The Yellowstone River begins high up in the Absaroka Mountains in northwestern Wyoming, which can be a difficult area to access due to its remoteness, however, when it flows out of the hills and into the lower reaches of the Lamar River Valley, the river begins to take its shape, as it tumbles through a small canyon and confluences with the Lamar River. From the Lamar River Valley and throughout the rest of Yellowstone Park The Yellowstone River is breathtakingly beautiful. The upper and lower Yellowstone Falls allow for some wonderful shots of the river as it falls off the steep cliffs near the Grand Canyon of the Yellowstone. The Parks service has set aside good pullouts for viewing and photographing the falls. Lower Yellowstone falls is photographed hundreds if not thousands of times every day of the tourist season.
After the river leaves the park, heading directly north toward the town of Livingston, it flows through the wide-open spaces of Paradise Valley. The Valley is picturesque in and of itself, with the Absaroka Range towering over it to the east and the Gallatin Range to the west, and the Yellowstone River splitting it right down the middle. Spots such as Emigrant Peak or the overlook at Mallards Rest provide many tourists with photos of the river against a dramatic backdrop.

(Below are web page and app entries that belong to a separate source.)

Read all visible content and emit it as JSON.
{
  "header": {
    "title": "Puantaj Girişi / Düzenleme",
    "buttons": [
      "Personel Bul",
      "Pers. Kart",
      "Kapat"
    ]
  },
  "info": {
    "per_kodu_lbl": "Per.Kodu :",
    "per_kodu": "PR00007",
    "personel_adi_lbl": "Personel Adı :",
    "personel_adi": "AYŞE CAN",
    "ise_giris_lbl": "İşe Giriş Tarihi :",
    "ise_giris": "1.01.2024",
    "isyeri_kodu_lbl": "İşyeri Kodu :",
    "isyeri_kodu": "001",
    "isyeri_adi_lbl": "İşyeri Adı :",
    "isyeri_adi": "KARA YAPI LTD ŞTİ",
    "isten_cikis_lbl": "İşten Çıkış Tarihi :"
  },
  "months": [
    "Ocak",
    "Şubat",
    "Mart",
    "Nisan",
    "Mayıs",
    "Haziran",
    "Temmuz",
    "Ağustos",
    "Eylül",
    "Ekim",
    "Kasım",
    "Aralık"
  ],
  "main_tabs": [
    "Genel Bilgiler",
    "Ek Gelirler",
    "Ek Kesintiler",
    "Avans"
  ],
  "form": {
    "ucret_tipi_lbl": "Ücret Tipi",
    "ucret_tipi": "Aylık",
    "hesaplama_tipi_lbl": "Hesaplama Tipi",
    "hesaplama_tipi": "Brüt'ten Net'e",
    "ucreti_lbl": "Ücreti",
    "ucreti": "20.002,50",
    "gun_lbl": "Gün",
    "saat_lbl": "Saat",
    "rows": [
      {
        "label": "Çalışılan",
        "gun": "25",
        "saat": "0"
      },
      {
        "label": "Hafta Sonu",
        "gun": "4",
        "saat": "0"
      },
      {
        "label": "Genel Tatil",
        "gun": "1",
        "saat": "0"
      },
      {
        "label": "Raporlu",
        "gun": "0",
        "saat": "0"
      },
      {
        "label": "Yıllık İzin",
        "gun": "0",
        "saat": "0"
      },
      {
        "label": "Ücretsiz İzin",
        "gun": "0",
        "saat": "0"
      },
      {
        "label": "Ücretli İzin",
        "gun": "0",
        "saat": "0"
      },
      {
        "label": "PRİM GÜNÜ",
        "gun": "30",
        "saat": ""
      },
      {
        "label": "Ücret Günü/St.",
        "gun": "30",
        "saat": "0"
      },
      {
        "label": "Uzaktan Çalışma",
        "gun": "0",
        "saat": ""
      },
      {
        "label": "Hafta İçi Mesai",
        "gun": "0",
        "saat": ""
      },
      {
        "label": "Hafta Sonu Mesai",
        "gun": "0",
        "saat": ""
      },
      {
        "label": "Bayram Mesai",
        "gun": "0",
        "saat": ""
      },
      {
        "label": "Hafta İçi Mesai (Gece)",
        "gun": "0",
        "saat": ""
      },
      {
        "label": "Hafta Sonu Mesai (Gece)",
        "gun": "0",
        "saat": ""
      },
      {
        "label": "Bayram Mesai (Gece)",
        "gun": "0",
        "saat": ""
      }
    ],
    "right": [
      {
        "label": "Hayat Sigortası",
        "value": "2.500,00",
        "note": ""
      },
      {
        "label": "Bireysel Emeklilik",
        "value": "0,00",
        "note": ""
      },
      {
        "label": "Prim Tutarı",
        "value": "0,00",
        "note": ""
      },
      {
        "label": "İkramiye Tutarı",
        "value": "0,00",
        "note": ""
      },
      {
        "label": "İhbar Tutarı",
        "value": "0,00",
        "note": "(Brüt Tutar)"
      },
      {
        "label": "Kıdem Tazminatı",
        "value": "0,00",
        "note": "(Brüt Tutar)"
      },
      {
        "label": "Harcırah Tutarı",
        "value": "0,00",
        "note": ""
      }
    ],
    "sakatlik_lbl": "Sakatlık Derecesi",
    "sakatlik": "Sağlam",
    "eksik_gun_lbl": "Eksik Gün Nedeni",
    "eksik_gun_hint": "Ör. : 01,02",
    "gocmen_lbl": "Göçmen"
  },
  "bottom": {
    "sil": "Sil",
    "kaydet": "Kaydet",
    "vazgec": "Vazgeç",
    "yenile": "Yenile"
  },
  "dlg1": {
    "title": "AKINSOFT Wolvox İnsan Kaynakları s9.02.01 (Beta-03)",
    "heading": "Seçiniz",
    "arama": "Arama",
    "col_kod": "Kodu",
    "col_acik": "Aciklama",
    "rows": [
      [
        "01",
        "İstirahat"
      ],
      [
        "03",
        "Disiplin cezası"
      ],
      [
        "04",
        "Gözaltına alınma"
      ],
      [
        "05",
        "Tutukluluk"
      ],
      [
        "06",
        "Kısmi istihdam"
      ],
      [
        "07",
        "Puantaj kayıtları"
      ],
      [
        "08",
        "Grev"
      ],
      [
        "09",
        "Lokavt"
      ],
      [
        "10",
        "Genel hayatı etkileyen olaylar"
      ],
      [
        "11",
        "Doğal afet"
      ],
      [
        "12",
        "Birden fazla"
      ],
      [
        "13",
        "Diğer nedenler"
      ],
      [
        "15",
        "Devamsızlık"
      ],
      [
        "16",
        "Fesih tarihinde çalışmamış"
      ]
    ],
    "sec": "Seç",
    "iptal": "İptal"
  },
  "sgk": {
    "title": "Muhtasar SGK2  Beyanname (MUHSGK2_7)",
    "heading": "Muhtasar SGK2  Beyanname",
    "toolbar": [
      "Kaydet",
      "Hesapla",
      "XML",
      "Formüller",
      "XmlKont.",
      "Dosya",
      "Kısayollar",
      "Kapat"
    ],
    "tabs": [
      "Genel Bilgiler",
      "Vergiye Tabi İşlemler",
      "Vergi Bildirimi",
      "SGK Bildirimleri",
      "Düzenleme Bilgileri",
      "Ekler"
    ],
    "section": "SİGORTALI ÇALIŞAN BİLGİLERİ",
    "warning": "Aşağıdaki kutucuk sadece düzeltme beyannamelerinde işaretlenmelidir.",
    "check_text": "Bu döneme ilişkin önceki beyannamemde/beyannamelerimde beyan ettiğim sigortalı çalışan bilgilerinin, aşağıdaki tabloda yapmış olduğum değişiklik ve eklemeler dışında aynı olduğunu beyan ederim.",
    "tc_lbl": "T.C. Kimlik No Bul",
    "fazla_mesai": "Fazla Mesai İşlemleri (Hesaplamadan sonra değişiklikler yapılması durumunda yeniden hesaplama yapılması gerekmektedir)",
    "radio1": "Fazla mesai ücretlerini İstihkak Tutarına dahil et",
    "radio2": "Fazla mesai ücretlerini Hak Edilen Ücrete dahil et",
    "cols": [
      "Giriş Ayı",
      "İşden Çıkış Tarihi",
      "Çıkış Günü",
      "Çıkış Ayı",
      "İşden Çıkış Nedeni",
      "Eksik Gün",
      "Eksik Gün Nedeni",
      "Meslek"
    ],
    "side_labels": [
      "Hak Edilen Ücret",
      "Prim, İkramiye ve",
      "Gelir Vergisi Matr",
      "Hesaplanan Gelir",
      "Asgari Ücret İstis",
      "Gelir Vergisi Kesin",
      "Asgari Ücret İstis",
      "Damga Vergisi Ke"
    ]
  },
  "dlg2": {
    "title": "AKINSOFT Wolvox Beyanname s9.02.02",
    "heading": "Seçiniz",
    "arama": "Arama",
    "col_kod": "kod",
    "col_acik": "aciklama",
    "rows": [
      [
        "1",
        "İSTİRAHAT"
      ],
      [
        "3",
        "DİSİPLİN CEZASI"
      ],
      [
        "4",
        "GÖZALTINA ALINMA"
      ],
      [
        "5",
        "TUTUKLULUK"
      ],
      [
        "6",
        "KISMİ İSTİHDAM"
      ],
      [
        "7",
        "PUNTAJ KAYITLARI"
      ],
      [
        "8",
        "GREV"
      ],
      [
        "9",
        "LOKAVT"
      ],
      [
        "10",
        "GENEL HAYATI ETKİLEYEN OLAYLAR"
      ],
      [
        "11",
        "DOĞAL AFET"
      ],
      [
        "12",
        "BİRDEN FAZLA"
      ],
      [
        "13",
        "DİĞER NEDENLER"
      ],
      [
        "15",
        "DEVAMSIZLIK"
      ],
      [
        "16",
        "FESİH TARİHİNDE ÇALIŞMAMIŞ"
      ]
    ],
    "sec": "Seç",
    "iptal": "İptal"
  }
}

At the town of Livingston the river picks up some speed and finally begins turning East when it leaves the mountain valleys behind, and cuts through the wide-open spaces comprised of farmland and towering cottonwood trees all the way to the Missouri River.
The Yellowstone River is truly a Montana treasure, and the area has spent more time on the other end of a camera lens then most areas in the state.